Color Me In
A powerful coming-of-age novel pulled from personal experience about the meaning of friendship, the joyful beginnings of romance, and the racism and religious intolerance that can both strain a family to the breaking point and strengthen its bonds.
Growing up in an affluent suburb of New York City, sixteen-year-old Nevaeh Levitz never thought much about her biracial roots. When her Black mom and Jewish dad split up, she relocates to her mom's family home in Harlem and is forced to confront her identity for the first time.
Nevaeh wants to get to know her extended family, but because she inadvertently passes as white, her cousin thinks she's too privileged, pampered, and selfish to relate to the injustices African Americans face on a daily basis. In the meantime, Nevaeh's dad decides that she should have a belated bat mitzvah instead of a sweet sixteen, which guarantees social humiliation at her posh private school. But rather than take a stand, Nevaeh does what she's always done when life gets complicated: she stays silent.
Only when Nevaeh stumbles upon a secret from her mom's past, finds herself falling in love, and sees firsthand the prejudice her family faces that she begins to realize she has her own voice. And choices. Will she continue to let circumstances dictate her path? Or will she decide once for all who and where she is meant to be?

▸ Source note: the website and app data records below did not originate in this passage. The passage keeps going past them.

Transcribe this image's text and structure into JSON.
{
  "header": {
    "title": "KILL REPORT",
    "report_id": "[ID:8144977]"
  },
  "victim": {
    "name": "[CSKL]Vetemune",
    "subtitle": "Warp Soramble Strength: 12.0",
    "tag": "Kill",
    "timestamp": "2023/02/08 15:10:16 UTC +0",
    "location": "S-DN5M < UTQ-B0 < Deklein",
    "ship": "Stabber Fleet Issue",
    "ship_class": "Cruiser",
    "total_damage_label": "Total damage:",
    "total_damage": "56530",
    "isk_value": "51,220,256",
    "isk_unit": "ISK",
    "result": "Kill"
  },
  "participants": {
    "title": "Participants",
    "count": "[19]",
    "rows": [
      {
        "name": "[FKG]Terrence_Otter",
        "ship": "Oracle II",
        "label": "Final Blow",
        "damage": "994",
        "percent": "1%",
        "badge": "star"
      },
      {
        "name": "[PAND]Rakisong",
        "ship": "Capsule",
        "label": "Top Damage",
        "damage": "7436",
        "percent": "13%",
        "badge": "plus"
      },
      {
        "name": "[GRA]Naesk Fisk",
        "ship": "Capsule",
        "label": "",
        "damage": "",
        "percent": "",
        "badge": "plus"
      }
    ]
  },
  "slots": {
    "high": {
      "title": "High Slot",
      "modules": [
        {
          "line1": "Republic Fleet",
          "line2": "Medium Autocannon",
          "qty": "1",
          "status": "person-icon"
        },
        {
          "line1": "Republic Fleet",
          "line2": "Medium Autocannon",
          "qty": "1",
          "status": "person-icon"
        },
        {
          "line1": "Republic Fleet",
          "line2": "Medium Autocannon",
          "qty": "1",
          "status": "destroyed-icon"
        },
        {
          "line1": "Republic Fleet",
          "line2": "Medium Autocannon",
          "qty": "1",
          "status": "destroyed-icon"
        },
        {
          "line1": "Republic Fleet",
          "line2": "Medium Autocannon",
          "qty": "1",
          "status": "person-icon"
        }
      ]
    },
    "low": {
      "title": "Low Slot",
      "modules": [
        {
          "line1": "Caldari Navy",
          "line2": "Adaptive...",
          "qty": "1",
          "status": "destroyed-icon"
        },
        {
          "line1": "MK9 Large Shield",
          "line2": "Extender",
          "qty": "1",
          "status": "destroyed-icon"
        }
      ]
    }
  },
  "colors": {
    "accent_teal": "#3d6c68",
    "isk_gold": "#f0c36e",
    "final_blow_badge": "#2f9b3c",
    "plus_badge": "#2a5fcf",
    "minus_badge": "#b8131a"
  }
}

"Absolutely outstanding!" --Nic Stone, New York Times bestselling author of Dear Martin
Praise for Color Me In
“A riveting testament to the power of knowing where you come from to figure out where you’re going . . . an emotional roller coaster you won’t want to get off of. Absolutely outstanding!” —Nic Stone, New York Times bestselling author of Dear Martin
“[A] beautifully told and compelling coming-of-age story about not just finding your voice, but learning the important lessons of when and how best to use it.” —Julie Buxbaum, New York Times bestselling author of Tell Me Three Things
“[A] tender and brave story that challenged every simplistic idea I have ever had about race and identity. . . . It is impossible not to root for Nevaeh Levitz as she navigates two cultural communities to find a true home in her own heart.” —Attica Locke, Edgar Award-winning author of Blue Bird, Blue Bird
"In Díaz' skillful hands, the many aspects of Nevaeh's intersectional identity are woven together so that they are, as in real life, inextricable from each other. Broadly appealing." —Kirkus Reviews
“Fills a gap in teen fiction. . . . Recommend to fans of Elizabeth Acevedo’s The Poet X.”—School Library Journal
“Through micro- and macroaggressions, personal stumbles, genuine sadness and a hard-won first romance, Nevaeh's struggles excellently reflect the teen experience.” —Shelf Awareness
"Highly relatable. . . .Nevaeh learns that identity is as beautiful as it is complicated, and readers will chear her on as she gradually becomes empowered to stand up for herself and others." -- Jewish Book Council